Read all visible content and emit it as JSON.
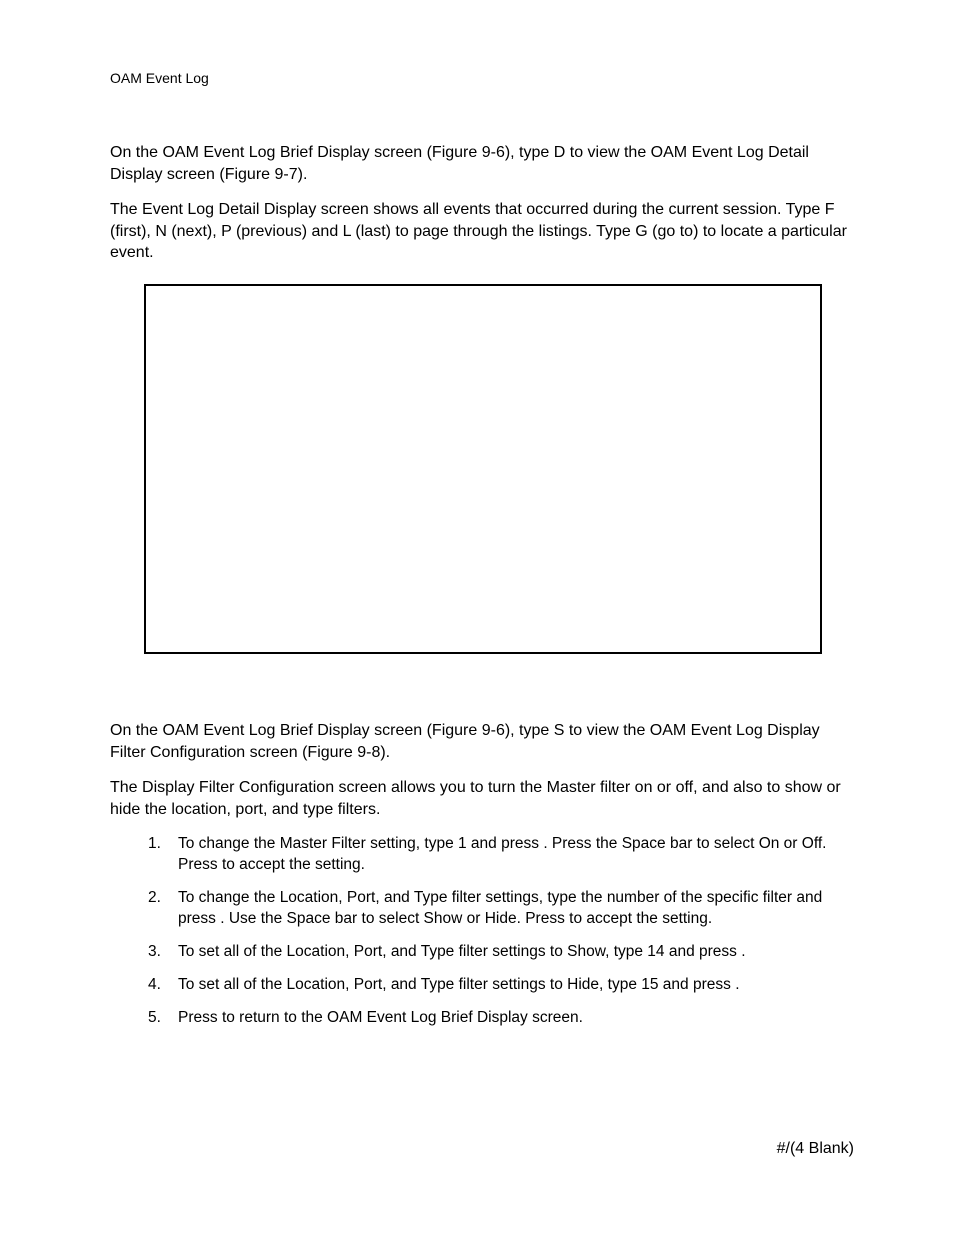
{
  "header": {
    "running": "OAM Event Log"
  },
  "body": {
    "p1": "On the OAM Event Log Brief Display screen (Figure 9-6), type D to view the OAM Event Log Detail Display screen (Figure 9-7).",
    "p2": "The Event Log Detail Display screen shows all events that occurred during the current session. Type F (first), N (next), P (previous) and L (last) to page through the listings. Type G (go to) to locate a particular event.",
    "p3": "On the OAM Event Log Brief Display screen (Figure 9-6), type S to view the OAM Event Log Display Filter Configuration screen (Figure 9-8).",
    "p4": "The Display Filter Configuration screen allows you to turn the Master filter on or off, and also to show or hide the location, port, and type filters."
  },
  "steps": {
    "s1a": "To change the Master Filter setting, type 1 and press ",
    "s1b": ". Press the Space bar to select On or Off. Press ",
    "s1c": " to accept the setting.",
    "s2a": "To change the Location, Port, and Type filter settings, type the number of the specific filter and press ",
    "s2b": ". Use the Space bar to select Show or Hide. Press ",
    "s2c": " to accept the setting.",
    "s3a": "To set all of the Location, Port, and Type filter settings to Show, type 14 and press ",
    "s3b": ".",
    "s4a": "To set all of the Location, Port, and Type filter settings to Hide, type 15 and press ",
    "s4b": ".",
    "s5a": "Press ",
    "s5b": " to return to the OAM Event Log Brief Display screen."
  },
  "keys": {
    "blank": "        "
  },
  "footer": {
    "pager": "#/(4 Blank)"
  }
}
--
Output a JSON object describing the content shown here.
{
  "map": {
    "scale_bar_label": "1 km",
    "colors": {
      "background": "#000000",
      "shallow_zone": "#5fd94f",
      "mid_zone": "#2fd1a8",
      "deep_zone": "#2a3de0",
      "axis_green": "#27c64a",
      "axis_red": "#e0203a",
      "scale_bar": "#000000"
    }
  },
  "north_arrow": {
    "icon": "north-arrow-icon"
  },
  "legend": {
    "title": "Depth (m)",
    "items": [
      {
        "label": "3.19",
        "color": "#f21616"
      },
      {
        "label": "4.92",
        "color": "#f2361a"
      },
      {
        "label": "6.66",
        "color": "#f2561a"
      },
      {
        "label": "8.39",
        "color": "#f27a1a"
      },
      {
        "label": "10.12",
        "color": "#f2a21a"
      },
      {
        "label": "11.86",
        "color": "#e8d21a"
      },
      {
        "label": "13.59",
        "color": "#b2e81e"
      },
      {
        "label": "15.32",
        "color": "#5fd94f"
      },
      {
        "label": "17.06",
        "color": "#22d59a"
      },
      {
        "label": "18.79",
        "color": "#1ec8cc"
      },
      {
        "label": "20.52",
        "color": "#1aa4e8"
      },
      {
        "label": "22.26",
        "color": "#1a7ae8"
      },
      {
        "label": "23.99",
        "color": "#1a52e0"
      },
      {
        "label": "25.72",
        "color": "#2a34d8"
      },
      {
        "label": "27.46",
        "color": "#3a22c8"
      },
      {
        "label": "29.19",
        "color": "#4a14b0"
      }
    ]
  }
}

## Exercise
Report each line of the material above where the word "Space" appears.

## Solution
    "s1b": ". Press the Space bar to select On or Off. Press ",
    "s2b": ". Use the Space bar to select Show or Hide. Press ",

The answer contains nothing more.